Before we even began this work, we had to undergo multiple safety approvals in order to protect ourselves and public. The 1918 virus was reconstructed in a high-containment, BSL-3-enhanced laboratory. Of the different biosafety levels, the highest is 4. That’s for agents such as Marburg and Ebola that have no treatment at all and are deadly. The next level down is our level--BSL-3-enhanced--which is used for agents that are susceptible to current FDA-approved antiviral drugs and for which the public has some cross-immunity from other viruses.

The population already has some immunity against the 1918 flu?
Yes. H1N1 subtype viruses still exist, although they’re declining. Older individuals especially have good cross reactivity to the 1918 virus.

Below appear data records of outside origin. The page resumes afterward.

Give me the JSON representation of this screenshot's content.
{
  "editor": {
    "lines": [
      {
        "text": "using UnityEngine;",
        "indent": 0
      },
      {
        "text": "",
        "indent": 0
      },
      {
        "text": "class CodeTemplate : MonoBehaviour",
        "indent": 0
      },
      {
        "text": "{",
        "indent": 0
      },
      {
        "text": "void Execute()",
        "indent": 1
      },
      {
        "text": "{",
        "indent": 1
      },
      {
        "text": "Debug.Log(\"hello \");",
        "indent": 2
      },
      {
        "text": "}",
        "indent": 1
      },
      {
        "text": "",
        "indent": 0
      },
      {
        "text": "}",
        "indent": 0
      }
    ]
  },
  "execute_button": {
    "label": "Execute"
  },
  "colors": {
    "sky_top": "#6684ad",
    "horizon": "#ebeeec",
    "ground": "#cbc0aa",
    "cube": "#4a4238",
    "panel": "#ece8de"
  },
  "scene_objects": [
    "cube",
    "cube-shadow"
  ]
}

[B]What other precautions do you take?
All viruses are handled inside a biosafety cabinet. In addition, we have a half-body suit with a respirator, so all the air is filtered before it reaches the head piece. We have to wear double gloves and shower out when we’re finished. And there are heightened security requirements mandated by the select agent program [to make sure the virus doesn’t fall into the wrong hands]. Fingerprinting pads are used for entering the high-containment lab. And to open the locked freezers, we use retina scanning for identification.

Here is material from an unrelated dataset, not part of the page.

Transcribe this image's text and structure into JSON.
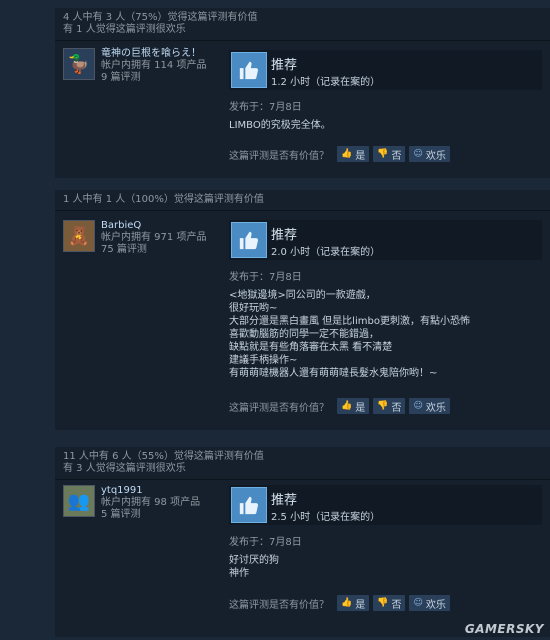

Once the sequence is out there, what’s to stop someone from whipping up a batch?
It takes a lot of skilled work by microbiologists. It can’t be done overnight in a less than ideal lab. And there are other complicated issues. You can’t grow it by conventional means because the 1918 flu kills eggs. Standard flu does not.

How did this project get started?
In 1995, Jeff Taubenberger started systematically going through the eight viral genes and sequencing them individually. The initial genetic material he used came from the Armed Forces Institute of Pathology, which was started as an Army medical museum in 1862 by Abraham Lincoln to help fight diseases of the battlefield. Jeff found tissues from two soldiers who had succumbed to infection in 1918. But they were just little tissue blocks the size of a nickel or a postage stamp. He didn’t have enough to sequence the whole virus.

Then a retired pathologist named Johan Hultin saw Jeff’s work and offered to help him get more tissue from victims whose bodies were preserved in permafrost. This pathologist, as part of his graduate studies in 1952, had gone to an Alaskan burial site to exhume bodies, after receiving permission from the city council. The poor village probably got the virus in the fall of 1918 from the mailman, who delivered the mail by dogsled. He delivered the mail and the 1918 flu. In November, 72 people died--about 85 percent of the adult population there. All were buried in this mass grave, below the permafrost layer. Hultin got permission from the town of Brevig Mission, and got lung tissue from a female that had died. He sent it to Jeff, who had enough genetic material then to work with.

So what’s the next step for you?
We are planning on looking at the other four of the 1918 influenza genes that were not addressed in the current work. Now that we know the full virulence of the pandemic virus, we can replace individual genes with genes from contemporary viruses and determine their importance in replication and virulence.

© 2005 Newsweek, Inc.